Second, modern safety systems are often easier to integrate into cars with automatic gearboxes. Autonomous emergency braking, for example, can apply a car’s brakes if sensors detect an obstacle for which the driver has not taken evasive action. In a car with a manual gearbox, AEB can cause the engine to stall if the driver doesn’t depress the clutch, something that does not happen in a car with an automatic transmission. And while automatic gearboxes tended historically to be significantly less fuel efficient than their manual counterparts, technological and engineering advancements mean today’s auto transmissions have efficiency figures that are more comparable to manuals.

Automatic gearboxes have also become far more rewarding to use over time.

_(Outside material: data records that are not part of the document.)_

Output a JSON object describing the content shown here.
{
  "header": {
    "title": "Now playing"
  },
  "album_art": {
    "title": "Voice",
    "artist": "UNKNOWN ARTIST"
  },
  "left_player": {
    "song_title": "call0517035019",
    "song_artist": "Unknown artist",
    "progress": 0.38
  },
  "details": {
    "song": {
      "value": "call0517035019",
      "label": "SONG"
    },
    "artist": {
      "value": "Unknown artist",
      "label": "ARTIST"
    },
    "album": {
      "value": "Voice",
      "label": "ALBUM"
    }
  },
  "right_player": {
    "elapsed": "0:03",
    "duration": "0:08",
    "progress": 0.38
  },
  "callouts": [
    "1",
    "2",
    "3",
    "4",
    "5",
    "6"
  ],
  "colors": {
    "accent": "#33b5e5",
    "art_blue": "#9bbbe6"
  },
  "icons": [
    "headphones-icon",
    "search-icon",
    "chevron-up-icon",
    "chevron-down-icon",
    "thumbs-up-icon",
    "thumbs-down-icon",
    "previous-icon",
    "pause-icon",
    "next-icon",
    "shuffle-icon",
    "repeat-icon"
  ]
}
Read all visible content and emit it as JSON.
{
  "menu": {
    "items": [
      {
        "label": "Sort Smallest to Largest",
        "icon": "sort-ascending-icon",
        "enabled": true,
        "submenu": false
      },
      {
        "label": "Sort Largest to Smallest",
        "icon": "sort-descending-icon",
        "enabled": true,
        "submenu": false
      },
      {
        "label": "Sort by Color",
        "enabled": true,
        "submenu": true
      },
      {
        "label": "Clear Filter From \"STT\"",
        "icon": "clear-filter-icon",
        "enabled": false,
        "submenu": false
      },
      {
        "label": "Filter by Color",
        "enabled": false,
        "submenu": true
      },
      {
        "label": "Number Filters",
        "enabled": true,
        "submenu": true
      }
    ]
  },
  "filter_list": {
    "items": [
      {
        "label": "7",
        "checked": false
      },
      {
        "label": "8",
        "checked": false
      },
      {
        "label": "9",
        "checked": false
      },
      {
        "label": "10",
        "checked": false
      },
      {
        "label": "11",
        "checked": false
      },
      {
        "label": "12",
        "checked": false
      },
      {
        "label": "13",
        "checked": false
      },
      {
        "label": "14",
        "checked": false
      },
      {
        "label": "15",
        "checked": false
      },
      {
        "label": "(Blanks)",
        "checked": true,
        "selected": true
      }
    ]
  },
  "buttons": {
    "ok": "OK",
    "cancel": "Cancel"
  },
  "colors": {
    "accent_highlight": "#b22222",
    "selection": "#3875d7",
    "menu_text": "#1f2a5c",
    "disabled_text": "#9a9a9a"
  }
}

Whereas once drivers might have found a lethargic auto with just four speeds and a reluctance to change down when overtaking, today’s autos often come with seven, eight, nine or even ten speeds, can change down almost instantaneously and often feature steering-wheel-mounted paddle shifters that allow drivers to decide for themselves which gear the car should be in.

Additionally, autos tend to offer a packaging advantage over manual transmissions: with no need for a mechanical gear-lever, automatic gearboxes can be controlled by a dial, buttons, or some other space-saving control, leaving more room for cubby space where once a shifter would have sat.